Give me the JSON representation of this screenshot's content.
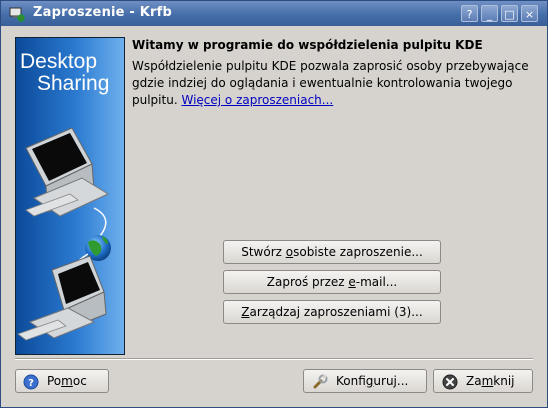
{
  "window": {
    "title": "Zaproszenie - Krfb",
    "controls": {
      "help": "?",
      "minimize": "_",
      "maximize": "□",
      "close": "×"
    }
  },
  "sidebar_image": {
    "line1": "Desktop",
    "line2": "Sharing"
  },
  "main": {
    "heading": "Witamy w programie do współdzielenia pulpitu KDE",
    "description": "Współdzielenie pulpitu KDE pozwala zaprosić osoby przebywające gdzie indziej do oglądania i ewentualnie kontrolowania twojego pulpitu.",
    "more_link": "Więcej o zaproszeniach..."
  },
  "actions": {
    "personal_prefix": "Stwórz ",
    "personal_mnemonic": "o",
    "personal_suffix": "sobiste zaproszenie...",
    "email_prefix": "Zaproś przez ",
    "email_mnemonic": "e",
    "email_suffix": "-mail...",
    "manage_mnemonic": "Z",
    "manage_suffix": "arządzaj zaproszeniami (3)..."
  },
  "footer": {
    "help_prefix": "Po",
    "help_mnemonic": "m",
    "help_suffix": "oc",
    "configure_prefix": "Konfi",
    "configure_mnemonic": "g",
    "configure_suffix": "uruj...",
    "close_prefix": "Za",
    "close_mnemonic": "m",
    "close_suffix": "knij"
  },
  "colors": {
    "titlebar": "#456ea9",
    "link": "#0000c0",
    "sidebar": "#1a5eb0"
  },
  "icons": {
    "app": "krfb-app-icon",
    "help": "help-icon",
    "configure": "wrench-icon",
    "close": "close-icon"
  }
}
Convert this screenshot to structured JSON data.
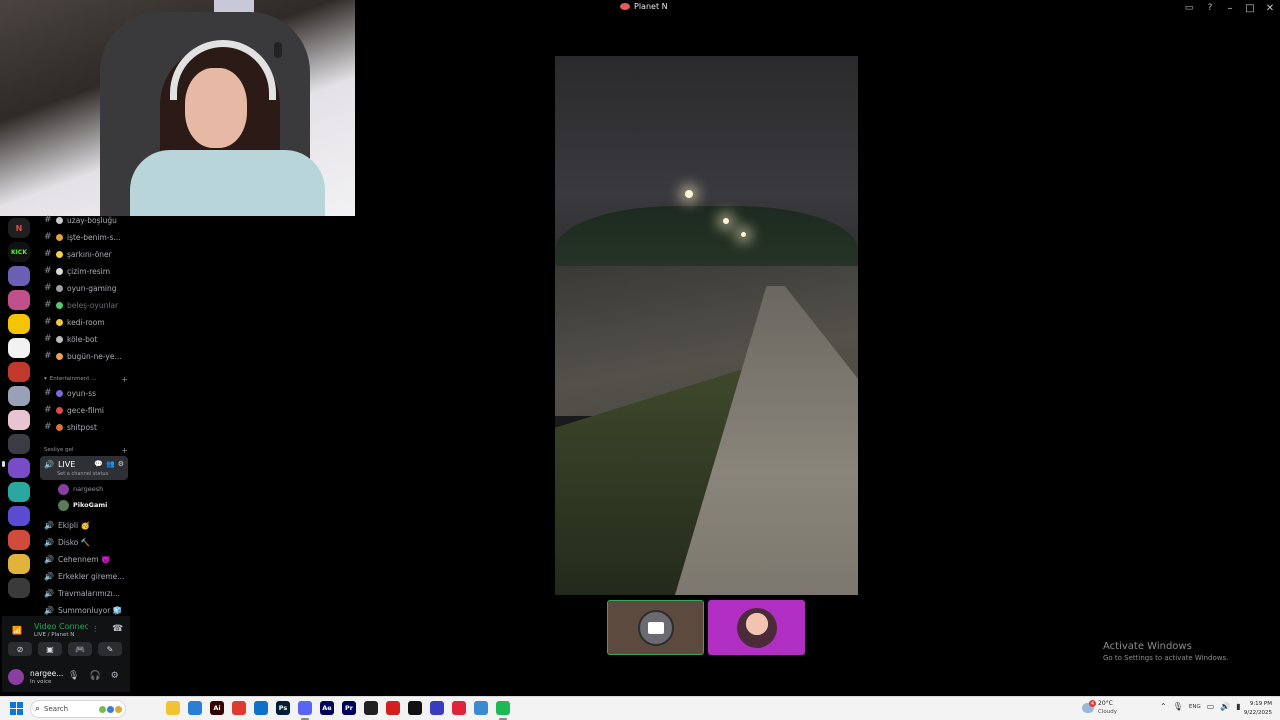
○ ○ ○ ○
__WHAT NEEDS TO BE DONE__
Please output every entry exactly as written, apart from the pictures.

__TASK RESULT__
Give me the JSON representation of this screenshot's content.
{
  "window": {
    "title": "Zaproszenie - Krfb",
    "controls": {
      "help": "?",
      "minimize": "_",
      "maximize": "□",
      "close": "×"
    }
  },
  "sidebar_image": {
    "line1": "Desktop",
    "line2": "Sharing"
  },
  "main": {
    "heading": "Witamy w programie do współdzielenia pulpitu KDE",
    "description": "Współdzielenie pulpitu KDE pozwala zaprosić osoby przebywające gdzie indziej do oglądania i ewentualnie kontrolowania twojego pulpitu.",
    "more_link": "Więcej o zaproszeniach..."
  },
  "actions": {
    "personal_prefix": "Stwórz ",
    "personal_mnemonic": "o",
    "personal_suffix": "sobiste zaproszenie...",
    "email_prefix": "Zaproś przez ",
    "email_mnemonic": "e",
    "email_suffix": "-mail...",
    "manage_mnemonic": "Z",
    "manage_suffix": "arządzaj zaproszeniami (3)..."
  },
  "footer": {
    "help_prefix": "Po",
    "help_mnemonic": "m",
    "help_suffix": "oc",
    "configure_prefix": "Konfi",
    "configure_mnemonic": "g",
    "configure_suffix": "uruj...",
    "close_prefix": "Za",
    "close_mnemonic": "m",
    "close_suffix": "knij"
  },
  "colors": {
    "titlebar": "#456ea9",
    "link": "#0000c0",
    "sidebar": "#1a5eb0"
  },
  "icons": {
    "app": "krfb-app-icon",
    "help": "help-icon",
    "configure": "wrench-icon",
    "close": "close-icon"
  }
}
Convert this screenshot to structured JSON data.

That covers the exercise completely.